Other pieces of James and Lura exist in the traditions they passed on to their children and grandchildren. We observe one of those treasured traditions every Christmas Eve-a bit pot of oyster stew.
Papaw Tony said he couldn’t remember a Christmas Eve that James didn’t serve up oyster stew. As I googled around I discovered a Christmas Eve bowl of oyster stew is pretty common. I found various reasons behind the tradition-you can read about them here and here.
I questioned Papaw Tony about where James might have gotten the oysters way back in the day. He said he wasn’t sure but thought they might have come from a connection the family had with Smathers Grocery in Canton.
I put the question to Papaw Tony’s only remaining sister the other night. I figured since she was well up the chain of older children from Papaw that she might remember. She said “Daddy went and got them out at the coast in the early days. Several of them went and they’d bring back big barrels of oysters. I’ve shucked many a oyster in my younger days. As the years went by you know you were able to get them closer to home then. Momma and Daddy always had oyster stew, it wouldn’t have been Christmas without it.”

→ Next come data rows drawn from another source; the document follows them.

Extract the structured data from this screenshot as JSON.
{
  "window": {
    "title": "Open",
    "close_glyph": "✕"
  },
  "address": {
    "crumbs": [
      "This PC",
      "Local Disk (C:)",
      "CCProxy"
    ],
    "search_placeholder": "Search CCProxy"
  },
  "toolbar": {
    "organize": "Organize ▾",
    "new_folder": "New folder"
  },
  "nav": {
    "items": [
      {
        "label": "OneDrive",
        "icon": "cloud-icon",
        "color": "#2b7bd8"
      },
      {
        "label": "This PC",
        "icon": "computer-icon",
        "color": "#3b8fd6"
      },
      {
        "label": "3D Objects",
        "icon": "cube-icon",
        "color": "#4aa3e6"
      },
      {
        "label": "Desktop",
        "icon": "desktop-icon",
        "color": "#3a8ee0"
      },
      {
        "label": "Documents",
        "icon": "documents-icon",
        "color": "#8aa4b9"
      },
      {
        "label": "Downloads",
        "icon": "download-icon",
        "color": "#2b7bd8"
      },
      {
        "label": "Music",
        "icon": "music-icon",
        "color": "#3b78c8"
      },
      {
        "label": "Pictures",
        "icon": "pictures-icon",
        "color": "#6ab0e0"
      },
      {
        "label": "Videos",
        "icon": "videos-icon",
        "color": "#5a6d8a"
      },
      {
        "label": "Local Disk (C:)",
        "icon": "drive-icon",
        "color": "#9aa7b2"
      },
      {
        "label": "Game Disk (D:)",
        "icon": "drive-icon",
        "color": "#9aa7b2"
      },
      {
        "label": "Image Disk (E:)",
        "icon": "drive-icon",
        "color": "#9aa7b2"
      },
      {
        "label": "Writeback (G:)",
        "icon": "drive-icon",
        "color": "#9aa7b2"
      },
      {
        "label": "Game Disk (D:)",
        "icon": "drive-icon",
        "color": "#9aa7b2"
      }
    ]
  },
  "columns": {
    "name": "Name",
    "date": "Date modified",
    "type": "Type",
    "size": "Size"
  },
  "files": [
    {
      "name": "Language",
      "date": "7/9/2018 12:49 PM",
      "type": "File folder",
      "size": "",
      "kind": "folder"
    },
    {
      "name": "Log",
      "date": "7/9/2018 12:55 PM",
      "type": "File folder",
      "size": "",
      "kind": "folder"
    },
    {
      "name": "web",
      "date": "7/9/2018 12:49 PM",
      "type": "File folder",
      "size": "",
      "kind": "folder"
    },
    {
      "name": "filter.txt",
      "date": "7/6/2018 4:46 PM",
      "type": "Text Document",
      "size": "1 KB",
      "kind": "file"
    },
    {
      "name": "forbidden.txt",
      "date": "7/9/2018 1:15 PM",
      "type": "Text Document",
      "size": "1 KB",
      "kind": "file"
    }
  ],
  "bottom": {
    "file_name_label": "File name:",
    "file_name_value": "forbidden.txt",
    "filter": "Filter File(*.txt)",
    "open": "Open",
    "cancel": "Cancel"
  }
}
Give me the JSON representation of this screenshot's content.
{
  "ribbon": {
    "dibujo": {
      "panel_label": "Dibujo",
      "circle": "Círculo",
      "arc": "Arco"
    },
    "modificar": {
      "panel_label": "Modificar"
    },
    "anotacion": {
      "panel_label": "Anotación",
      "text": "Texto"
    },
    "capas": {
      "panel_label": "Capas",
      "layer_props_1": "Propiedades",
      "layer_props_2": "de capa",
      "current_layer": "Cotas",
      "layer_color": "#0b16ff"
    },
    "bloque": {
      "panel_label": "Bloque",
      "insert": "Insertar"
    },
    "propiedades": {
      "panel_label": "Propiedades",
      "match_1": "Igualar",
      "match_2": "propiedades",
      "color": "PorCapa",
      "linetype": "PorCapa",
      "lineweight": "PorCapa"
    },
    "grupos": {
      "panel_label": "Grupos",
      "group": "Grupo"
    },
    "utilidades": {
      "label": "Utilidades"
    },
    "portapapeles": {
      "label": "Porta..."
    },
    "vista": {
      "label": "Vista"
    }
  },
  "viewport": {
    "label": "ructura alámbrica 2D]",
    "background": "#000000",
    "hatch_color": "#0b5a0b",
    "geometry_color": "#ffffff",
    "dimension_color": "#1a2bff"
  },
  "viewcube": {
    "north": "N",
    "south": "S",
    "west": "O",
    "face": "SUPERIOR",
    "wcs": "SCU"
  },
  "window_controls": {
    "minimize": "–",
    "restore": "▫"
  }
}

Later today The Deer Hunter will make his oyster stew using the same simple recipe James and Lura did. He’ll warm a big pot of milk, add butter for richness, and then add the oysters and lots of black pepper. He’ll wait patiently as the stew heats slowly until the oysters are cooked through.
The Deer Hunter has added his own twist to the traditional oyster stew. As soon as its done he carries a quart jar full down the hill for Pap to enjoy.
The girls don’t care for oyster stew like we do, but who knows maybe they’ll get a taste for it and continue the tradition started by their great grandparents James and Lura.